Explainers

  • Higher education provides students many socioeconomic benefits and increases the global competitiveness of the United States, but mounting student loan debt has sparked a debate over federal lending policies.
  • The United States has long tried to negotiate a resolution to the Israeli-Palestinian conflict, but several factors, including deep divisions between and within the parties and declining U.S. interest in carrying out its traditional honest-broker role, hurt the chances of a peace deal.
  • President Trump sent U.S. troops to the border with Mexico to supplement the work of authorities there. President Biden pledges a new approach as pressures mount along the boundary.
  • Amid an economic crisis caused by the coronavirus pandemic, debate continues over how to improve the nation’s infrastructure, as analysts say U.S. transportation, water, and other systems face major shortfalls.
  • Max Boot, CFR's Jeane J. Kirkpatrick senior fellow in national security studies, sits down with James M. Lindsay to discuss President Biden's recent announcement to completely withdraw all U.S. forces from Afghanistan before September 11, 2021.
  • The United States sets in motion a complete military withdrawal from Afghanistan, dozens of world leaders are invited to a U.S.-led climate summit, and Japanese Prime Minister Yoshihide Suga meets with President Joe Biden at the White House.
  • Former U.S. Treasury Secretary Jacob J. Lew, managing partner at Lindsay Goldberg, and retired Admiral Gary Roughead, Robert and Marion Oster distinguished military fellow at Stanford University’s Hoover Institution, sit down with James M. Lindsay to discuss what China’s global infrastructure initiative means for the United States and the world. Secretary Lew and Admiral Roughead co-chaired the CFR Task Force Report, China’s Belt and Road: Implications for the United States.
  • 2021 marks the 100th anniversary of the Council on Foreign Relations. Since its inception in 1921, the Council has been guided by an unwavering set of core principles: independence, nonpartisanship, and a commitment to producing quality, policy-relevant scholarship. The CFR’s mission, to provide the analysis and context necessary to inform America’s foreign policy choices and to increase public understanding of the world and why it matters, remains as urgent today as at any time in the past century.

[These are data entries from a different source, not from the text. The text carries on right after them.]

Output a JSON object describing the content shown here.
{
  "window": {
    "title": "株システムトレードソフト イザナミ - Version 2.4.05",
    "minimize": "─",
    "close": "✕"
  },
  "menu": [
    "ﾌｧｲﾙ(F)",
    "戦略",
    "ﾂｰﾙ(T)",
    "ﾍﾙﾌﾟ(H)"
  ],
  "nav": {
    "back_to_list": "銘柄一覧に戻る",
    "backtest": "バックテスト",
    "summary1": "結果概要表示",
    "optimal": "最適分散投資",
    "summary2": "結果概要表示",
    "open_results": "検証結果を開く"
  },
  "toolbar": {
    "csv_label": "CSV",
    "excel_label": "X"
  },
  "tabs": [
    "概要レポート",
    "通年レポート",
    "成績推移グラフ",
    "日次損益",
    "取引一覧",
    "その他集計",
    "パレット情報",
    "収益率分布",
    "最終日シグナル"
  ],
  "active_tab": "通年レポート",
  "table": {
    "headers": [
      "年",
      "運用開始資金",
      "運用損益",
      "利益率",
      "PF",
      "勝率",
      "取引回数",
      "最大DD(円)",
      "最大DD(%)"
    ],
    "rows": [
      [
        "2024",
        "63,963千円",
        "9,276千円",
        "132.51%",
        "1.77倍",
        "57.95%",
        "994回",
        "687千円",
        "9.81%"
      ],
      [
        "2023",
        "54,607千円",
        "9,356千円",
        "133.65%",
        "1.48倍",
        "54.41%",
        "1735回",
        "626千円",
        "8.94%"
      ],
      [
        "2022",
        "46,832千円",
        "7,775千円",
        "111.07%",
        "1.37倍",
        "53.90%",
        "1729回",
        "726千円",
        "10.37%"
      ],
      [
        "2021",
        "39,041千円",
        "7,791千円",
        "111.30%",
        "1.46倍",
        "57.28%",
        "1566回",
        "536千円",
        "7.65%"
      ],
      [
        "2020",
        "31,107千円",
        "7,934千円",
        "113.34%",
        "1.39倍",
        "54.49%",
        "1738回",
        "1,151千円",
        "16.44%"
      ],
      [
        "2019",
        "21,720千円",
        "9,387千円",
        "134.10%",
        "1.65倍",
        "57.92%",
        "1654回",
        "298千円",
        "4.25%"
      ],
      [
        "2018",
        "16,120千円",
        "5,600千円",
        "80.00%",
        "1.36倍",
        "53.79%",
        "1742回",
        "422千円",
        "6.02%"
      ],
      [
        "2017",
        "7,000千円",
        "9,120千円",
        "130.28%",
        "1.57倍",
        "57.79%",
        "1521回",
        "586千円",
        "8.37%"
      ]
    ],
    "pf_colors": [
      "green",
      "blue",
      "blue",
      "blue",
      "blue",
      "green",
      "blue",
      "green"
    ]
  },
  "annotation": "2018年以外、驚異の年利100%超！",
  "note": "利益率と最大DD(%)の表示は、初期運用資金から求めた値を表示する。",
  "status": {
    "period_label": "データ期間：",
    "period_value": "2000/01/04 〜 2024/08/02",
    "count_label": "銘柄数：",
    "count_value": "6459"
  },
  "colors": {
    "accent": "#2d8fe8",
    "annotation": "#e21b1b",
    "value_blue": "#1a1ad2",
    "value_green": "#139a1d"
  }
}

  • A global pandemic, elections, civil unrest, and much more. The year 2020 was like no other. Take a look back at how the Council on Foreign Relations brought together renowned experts and leaders to unpack one of the most challenging times for the United States and the world.
  • How is a vaccine developed? Can a vaccine end the COVID-19 pandemic? Senior Fellow Tom Bollyky answers pressing questions about the search for a coronavirus vaccine.
  • Human rights activists now say China's crackdown on Uighur Muslims meets the criteria of genocide. Here's why.
  • Onetime allies, the United States and Iran have seen tensions escalate repeatedly in the four decades since the Islamic Revolution.
  • The Taliban insurgency remains resilient nearly two decades after U.S.-led forces toppled its regime in what led to the United States’ longest war.
  • Since 1949, U.S.-China relations have evolved from tense standoffs to a complex mix of intensifying diplomacy, growing international rivalry, and increasingly intertwined economies.
  • For more than a century, countries have wrestled with how to improve international cooperation in the face of major outbreaks of infectious diseases. The COVID-19 pandemic, which killed more than 2.5 million people and brought the world to a near halt in 2020, underscores the urgency.